- [WHAT IS EXPECTED] Could you please find each line in the records that contains the word "this" and copy it?

--- AVAILABLE DATA Enclosed Below ---

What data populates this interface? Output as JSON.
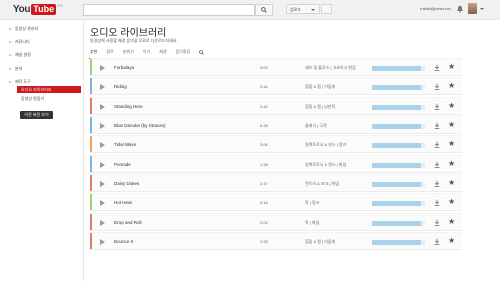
{
  "header": {
    "logo_you": "You",
    "logo_tube": "Tube",
    "logo_region": "KR",
    "upload_label": "업로드",
    "user_email": "ruslist@pixter.net"
  },
  "sidebar": {
    "items": [
      "동영상 관리자",
      "커뮤니티",
      "채널 설정",
      "분석",
      "제작 도구"
    ],
    "active_item": "오디오 라이브러리",
    "sub_item": "동영상 편집기",
    "old_button": "이전 버전 보기"
  },
  "main": {
    "title": "오디오 라이브러리",
    "subtitle": "동영상에 사용할 배경 음악을 무료로 다운로드하세요.",
    "tabs": [
      "추천",
      "장르",
      "분위기",
      "악기",
      "재생",
      "음악종류"
    ],
    "tracks": [
      {
        "name": "Forbalaya",
        "duration": "3:00",
        "genre": "재즈 및 블루스 | 고요하고 밝음",
        "stripe": "#9bd37a",
        "progress": 0.93
      },
      {
        "name": "Riding",
        "duration": "2:44",
        "genre": "힙합 & 랩 | 어둡게",
        "stripe": "#7bb6e0",
        "progress": 0.93
      },
      {
        "name": "Standing Here",
        "duration": "2:42",
        "genre": "힙합 & 랩 | 낭만적",
        "stripe": "#e07b6e",
        "progress": 0.93
      },
      {
        "name": "Blue Danube (by Strauss)",
        "duration": "6:26",
        "genre": "클래식 | 극적",
        "stripe": "#7bb6e0",
        "progress": 0.93
      },
      {
        "name": "Tidal Wave",
        "duration": "3:06",
        "genre": "일렉트로닉 & 댄스 | 펑키",
        "stripe": "#f0a060",
        "progress": 0.93
      },
      {
        "name": "Pomade",
        "duration": "1:38",
        "genre": "일렉트로닉 & 댄스 | 화냄",
        "stripe": "#7bb6e0",
        "progress": 0.93
      },
      {
        "name": "Daisy Dukes",
        "duration": "2:47",
        "genre": "컨트리 & 포크 | 화냄",
        "stripe": "#e07b6e",
        "progress": 0.93
      },
      {
        "name": "Hot Heat",
        "duration": "3:16",
        "genre": "락 | 펑크",
        "stripe": "#9bd37a",
        "progress": 0.93
      },
      {
        "name": "Drop and Roll",
        "duration": "2:02",
        "genre": "락 | 화냄",
        "stripe": "#e07b6e",
        "progress": 0.93
      },
      {
        "name": "Bounce It",
        "duration": "2:33",
        "genre": "힙합 & 랩 | 어둡게",
        "stripe": "#e07b6e",
        "progress": 0.93
      }
    ]
  }
}
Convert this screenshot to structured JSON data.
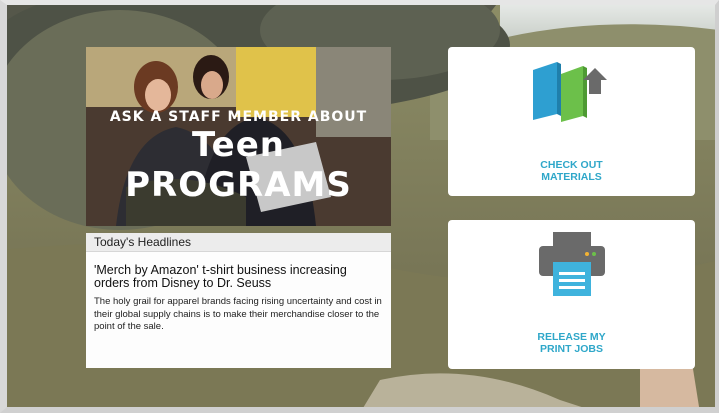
{
  "promo": {
    "line1": "ASK A STAFF MEMBER ABOUT",
    "line2": "Teen PROGRAMS"
  },
  "headlines": {
    "header": "Today's Headlines",
    "title": "'Merch by Amazon' t-shirt business increasing orders from Disney to Dr. Seuss",
    "body": "The holy grail for apparel brands facing rising uncertainty and cost in their global supply chains is to make their merchandise closer to the point of the sale."
  },
  "tiles": {
    "checkout": {
      "line1": "CHECK OUT",
      "line2": "MATERIALS",
      "icon": "books-upload-icon"
    },
    "print": {
      "line1": "RELEASE MY",
      "line2": "PRINT JOBS",
      "icon": "printer-icon"
    }
  },
  "colors": {
    "accent": "#2fa7c9",
    "book_blue": "#2e9fd1",
    "book_green": "#6cc04a",
    "icon_gray": "#6a6a6a"
  }
}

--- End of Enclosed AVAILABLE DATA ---

- [TASK OUTPUT]
What data populates this interface? Output as JSON.
Convert this screenshot to structured JSON data.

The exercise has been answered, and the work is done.